But Future bloc MP Hadi Hobeich said the act did not include parliamentarians, ministers, and presidents, and that this matter required a constitutional amendment.
“The immunity of an MP is constitutional, and illicit enrichment is a criminal offense,” he said. “The current text did not extend to the prime minister and ministers, and we want an amendment to extend this act to the president, the prime minister, speaker of parliament, and the employees.”
The fate of Lebanon’s government - or rather the formation of a new one - still hangs in the balance and was further complicated by a speech from Hezbollah leader Hassan Nasrallah on Tuesday night.
“Hezbollah wants to participate in the government, and we want to choose those who represent the Shiites in it,” Nasrallah said. “The goal is not that the Shiites are represented and that they take this portfolio or that.
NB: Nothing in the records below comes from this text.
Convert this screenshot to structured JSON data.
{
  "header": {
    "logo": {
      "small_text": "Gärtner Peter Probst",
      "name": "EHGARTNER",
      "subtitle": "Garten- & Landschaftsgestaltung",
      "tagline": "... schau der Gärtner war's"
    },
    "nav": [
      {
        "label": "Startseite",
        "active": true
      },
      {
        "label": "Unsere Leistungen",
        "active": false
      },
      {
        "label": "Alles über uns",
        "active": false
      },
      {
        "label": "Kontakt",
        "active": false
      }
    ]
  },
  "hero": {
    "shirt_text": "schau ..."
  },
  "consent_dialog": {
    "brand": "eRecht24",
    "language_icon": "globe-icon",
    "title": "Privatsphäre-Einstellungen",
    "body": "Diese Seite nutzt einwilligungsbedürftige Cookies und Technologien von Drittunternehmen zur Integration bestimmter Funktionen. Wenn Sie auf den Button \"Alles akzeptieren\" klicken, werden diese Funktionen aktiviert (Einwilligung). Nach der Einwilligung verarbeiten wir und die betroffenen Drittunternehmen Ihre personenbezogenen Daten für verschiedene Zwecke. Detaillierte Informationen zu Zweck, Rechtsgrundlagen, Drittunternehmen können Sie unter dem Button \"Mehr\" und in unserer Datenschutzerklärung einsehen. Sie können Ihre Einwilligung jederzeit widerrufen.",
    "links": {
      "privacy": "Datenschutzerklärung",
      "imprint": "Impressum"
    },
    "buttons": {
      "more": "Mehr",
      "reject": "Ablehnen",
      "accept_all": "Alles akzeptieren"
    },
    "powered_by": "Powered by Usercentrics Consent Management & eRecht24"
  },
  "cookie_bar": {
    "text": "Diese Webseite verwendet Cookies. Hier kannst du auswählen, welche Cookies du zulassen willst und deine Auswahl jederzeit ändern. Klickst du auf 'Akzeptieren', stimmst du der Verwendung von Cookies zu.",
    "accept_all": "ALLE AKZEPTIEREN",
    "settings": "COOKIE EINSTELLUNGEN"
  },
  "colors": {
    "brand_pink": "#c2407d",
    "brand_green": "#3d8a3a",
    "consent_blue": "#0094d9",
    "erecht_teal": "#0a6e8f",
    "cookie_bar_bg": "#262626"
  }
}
Rather, what is required is to know who controls the decision of these Shiites.”
He also declared that the party’s presence in government was about having access to the conditions that the IMF would impose in exchange for financial aid to Lebanon.
Prime Minister-designate Mustapha Adib, who was tasked with forming the government, resigned after Hezbollah and the Amal Movement insisted on taking the finance portfolio and naming all the Shiite ministers in the government.
Their demands undermine an initiative from France, which has called for a mini-government comprising specialized ministers who have nothing to do with the political parties in power.
Former MP Fadi Karam, the secretary of the Strong Republic Parliamentary bloc, criticized Nasrallah.
“The rescue initiatives of Lebanon’s friends have their conditions and steps, and they will not be according to your demands and instructions,” he said. “The initiatives basically emerged to rescue Lebanon from the disasters caused by your policies, your axes, and the corruption of your authorities. You want it to rescue you, and that is why you held the people of Lebanon hostage, but these initiatives are here to rescue the people from you.”
MP Nadim Gemayel reminded Nasrallah of his refusal to declare Hassan Diab’s government, which resigned in August after a massive explosion in Beirut, as Hezbollah’s.
“Here is Hezbollah today telling the whole world that it wants to participate in the government to protect the resistance and rescue the country,” he said. Hezbollah’s weapons were “illegal” and the cause of the country’s “destruction and devastation.”
“Your words are proof of your determination to eliminate what is left of Lebanon,” he added.